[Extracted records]
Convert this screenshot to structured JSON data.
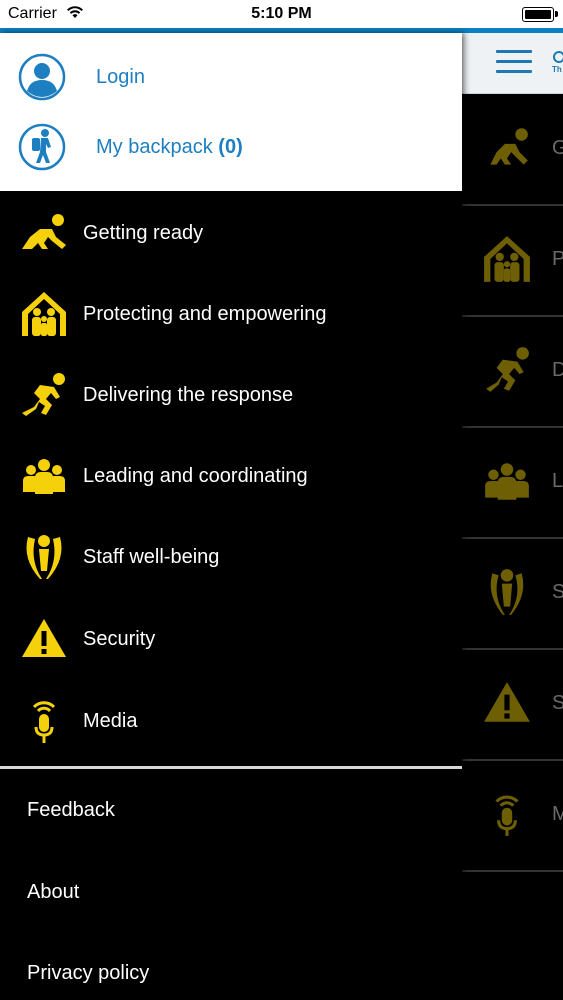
{
  "status_bar": {
    "carrier": "Carrier",
    "time": "5:10 PM"
  },
  "colors": {
    "accent": "#0b80c2",
    "icon_yellow": "#f4d10a",
    "link_blue": "#1d7fc0"
  },
  "profile": {
    "login_label": "Login",
    "backpack_label": "My backpack",
    "backpack_count": "(0)"
  },
  "menu": [
    {
      "label": "Getting ready",
      "icon": "kneeling-runner-icon"
    },
    {
      "label": "Protecting and empowering",
      "icon": "sheltered-family-icon"
    },
    {
      "label": "Delivering the response",
      "icon": "sprinter-icon"
    },
    {
      "label": "Leading and coordinating",
      "icon": "group-icon"
    },
    {
      "label": "Staff well-being",
      "icon": "raised-arms-icon"
    },
    {
      "label": "Security",
      "icon": "warning-triangle-icon"
    },
    {
      "label": "Media",
      "icon": "microphone-icon"
    }
  ],
  "footer": [
    {
      "label": "Feedback"
    },
    {
      "label": "About"
    },
    {
      "label": "Privacy policy"
    }
  ],
  "background_list": {
    "letters": [
      "G",
      "P",
      "D",
      "L",
      "S",
      "S",
      "M"
    ],
    "logo_fragment": "Th"
  }
}
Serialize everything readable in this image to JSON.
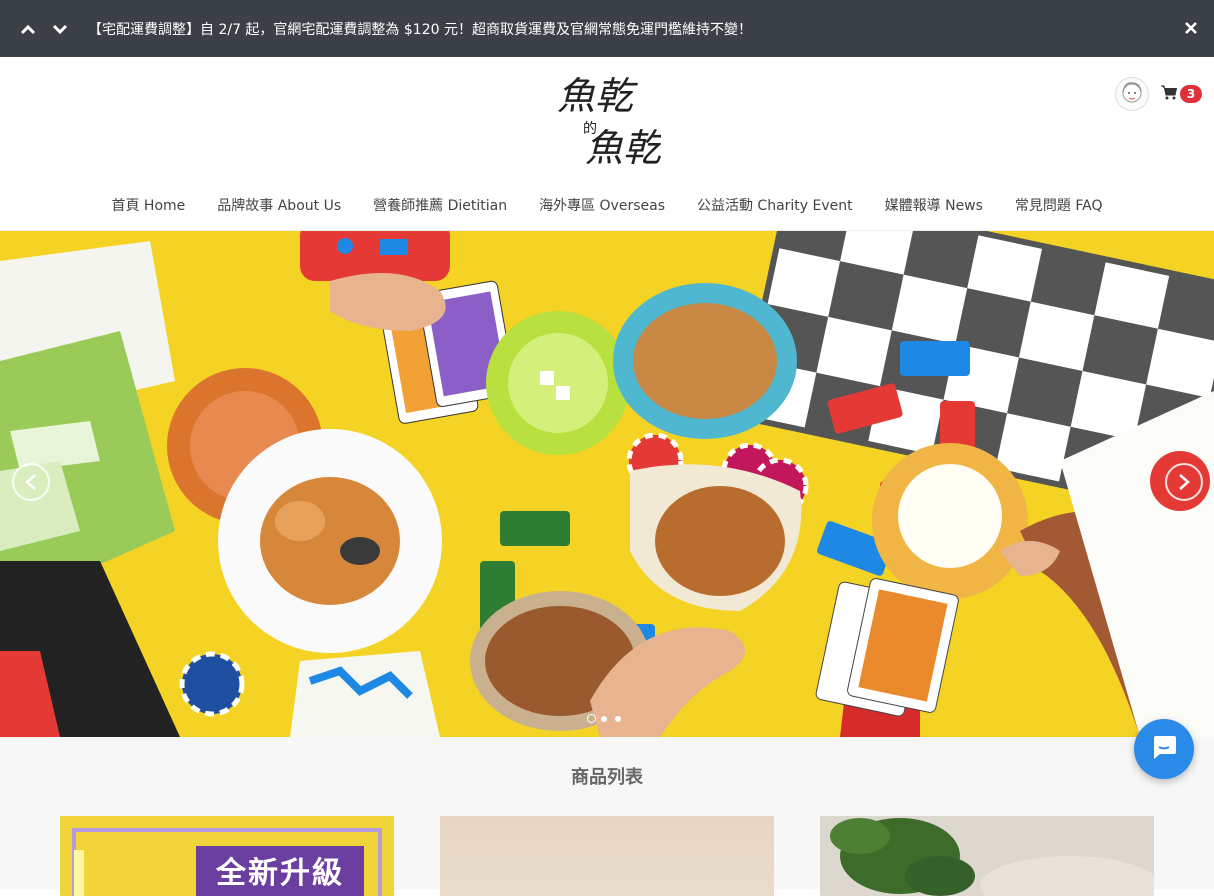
{
  "announcement": {
    "text": "【宅配運費調整】自 2/7 起，官網宅配運費調整為 $120 元！超商取貨運費及官網常態免運門檻維持不變！"
  },
  "brand": {
    "logo_text_top": "魚乾",
    "logo_text_mid": "的",
    "logo_text_bottom": "魚乾"
  },
  "cart": {
    "count": "3"
  },
  "nav": [
    {
      "label": "首頁 Home"
    },
    {
      "label": "品牌故事 About Us"
    },
    {
      "label": "營養師推薦 Dietitian"
    },
    {
      "label": "海外專區 Overseas"
    },
    {
      "label": "公益活動 Charity Event"
    },
    {
      "label": "媒體報導 News"
    },
    {
      "label": "常見問題 FAQ"
    }
  ],
  "hero": {
    "slide_count": 3,
    "active_slide": 1
  },
  "products": {
    "title": "商品列表",
    "cards": [
      {
        "tag": "全新升級"
      },
      {
        "tag": ""
      },
      {
        "tag": ""
      }
    ]
  },
  "colors": {
    "announce_bg": "#3b4046",
    "badge": "#e0313b",
    "hero_bg": "#f4d324",
    "chat": "#2a8ae8"
  }
}
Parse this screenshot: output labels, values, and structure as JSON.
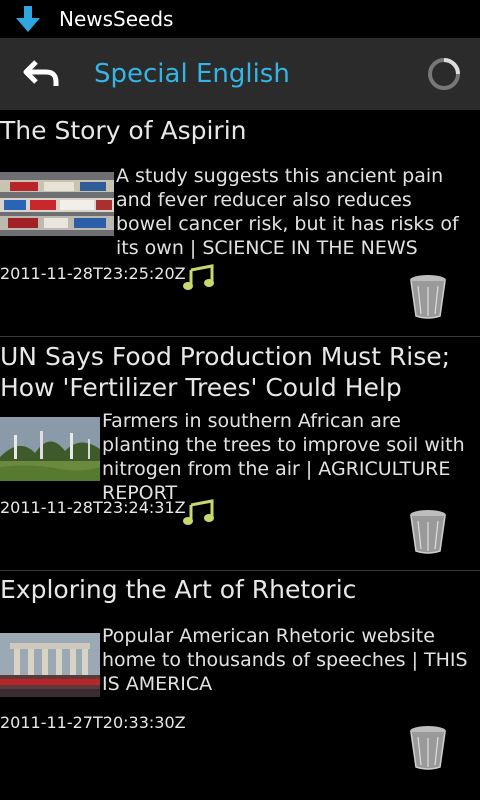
{
  "status_bar": {
    "app_name": "NewsSeeds"
  },
  "action_bar": {
    "title": "Special English"
  },
  "articles": [
    {
      "title": "The Story of Aspirin",
      "description": "A study suggests this ancient pain and fever reducer also reduces bowel cancer risk, but it has risks of its own | SCIENCE IN THE NEWS",
      "date": "2011-11-28T23:25:20Z",
      "has_audio": true
    },
    {
      "title": "UN Says Food Production Must Rise; How 'Fertilizer Trees' Could Help",
      "description": "Farmers in southern African are planting the trees to improve soil with nitrogen from the air | AGRICULTURE REPORT",
      "date": "2011-11-28T23:24:31Z",
      "has_audio": true
    },
    {
      "title": "Exploring the Art of Rhetoric",
      "description": "Popular American Rhetoric website home to thousands of speeches | THIS IS AMERICA",
      "date": "2011-11-27T20:33:30Z",
      "has_audio": false
    }
  ],
  "colors": {
    "accent": "#33b5e5",
    "audio_icon": "#c8d86a"
  },
  "icons": {
    "status": "download-arrow-icon",
    "back": "back-arrow-icon",
    "loading": "loading-spinner-icon",
    "audio": "music-note-icon",
    "delete": "trash-can-icon"
  }
}
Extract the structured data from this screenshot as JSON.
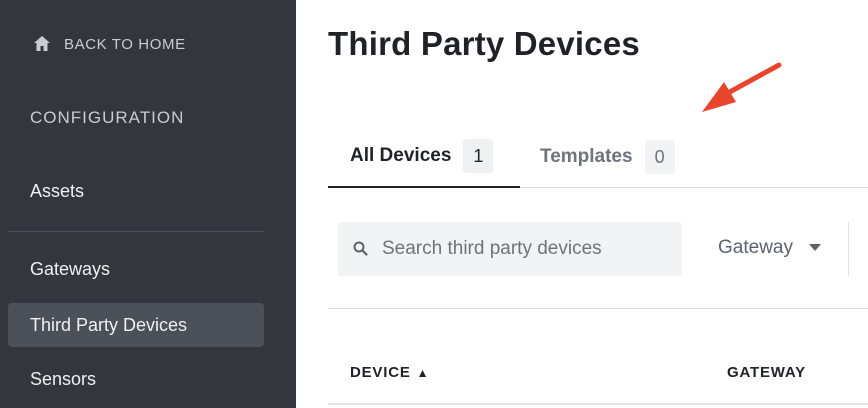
{
  "sidebar": {
    "back_label": "BACK TO HOME",
    "section_title": "CONFIGURATION",
    "items": [
      {
        "label": "Assets"
      },
      {
        "label": "Gateways"
      },
      {
        "label": "Third Party Devices"
      },
      {
        "label": "Sensors"
      }
    ],
    "active_item": "Third Party Devices"
  },
  "main": {
    "title": "Third Party Devices",
    "tabs": [
      {
        "label": "All Devices",
        "count": "1"
      },
      {
        "label": "Templates",
        "count": "0"
      }
    ],
    "search": {
      "placeholder": "Search third party devices",
      "value": ""
    },
    "gateway_filter": {
      "label": "Gateway"
    },
    "table": {
      "columns": [
        {
          "label": "DEVICE",
          "sort": "▲"
        },
        {
          "label": "GATEWAY"
        }
      ]
    }
  },
  "colors": {
    "sidebar_bg": "#33373d",
    "active_item_bg": "#4c5159",
    "annotation_arrow": "#e8452c"
  }
}
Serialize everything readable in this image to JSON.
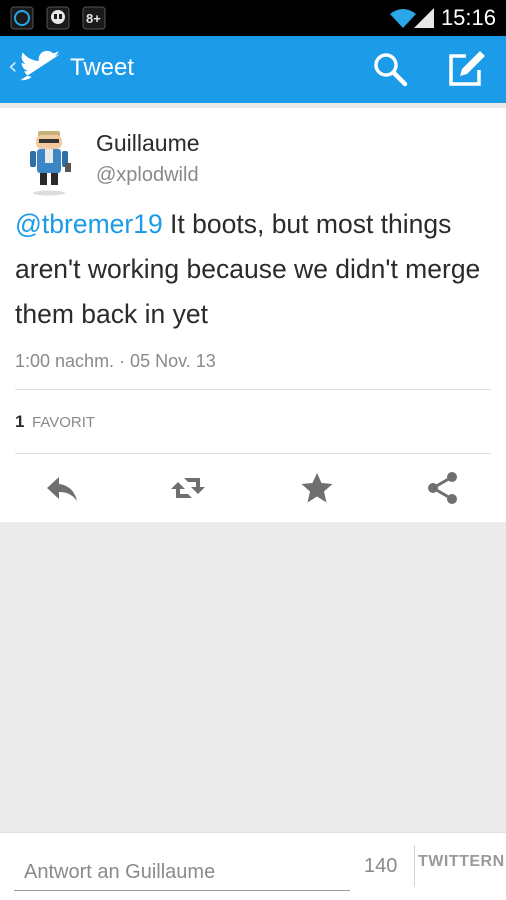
{
  "status_bar": {
    "time": "15:16",
    "icons": [
      "sync-icon",
      "hangouts-icon",
      "google-plus-icon",
      "wifi-icon",
      "signal-icon"
    ]
  },
  "action_bar": {
    "title": "Tweet",
    "back_icon": "chevron-left-icon",
    "logo_icon": "twitter-bird-icon",
    "search_icon": "search-icon",
    "compose_icon": "compose-icon",
    "color": "#1b9be8"
  },
  "tweet": {
    "author_name": "Guillaume",
    "author_handle": "@xplodwild",
    "mention": "@tbremer19",
    "text": " It boots, but most things aren't working because we didn't merge them back in yet",
    "timestamp": "1:00 nachm. · 05 Nov. 13",
    "favorites_count": "1",
    "favorites_label": "FAVORIT",
    "actions": [
      "reply-icon",
      "retweet-icon",
      "favorite-icon",
      "share-icon"
    ]
  },
  "reply_bar": {
    "placeholder": "Antwort an Guillaume",
    "char_count": "140",
    "submit_label": "TWITTERN"
  },
  "colors": {
    "accent": "#1b9be8",
    "background": "#ebebeb",
    "icon_grey": "#6f6f6f"
  }
}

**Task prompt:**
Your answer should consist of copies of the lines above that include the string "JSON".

**Solution:**
Convert this screenshot to structured JSON data.
Serialize everything readable in this image to JSON.
Parse this screenshot: output labels, values, and structure as JSON.
Extract the structured data from this screenshot as JSON.
Serialize everything readable in this image to JSON.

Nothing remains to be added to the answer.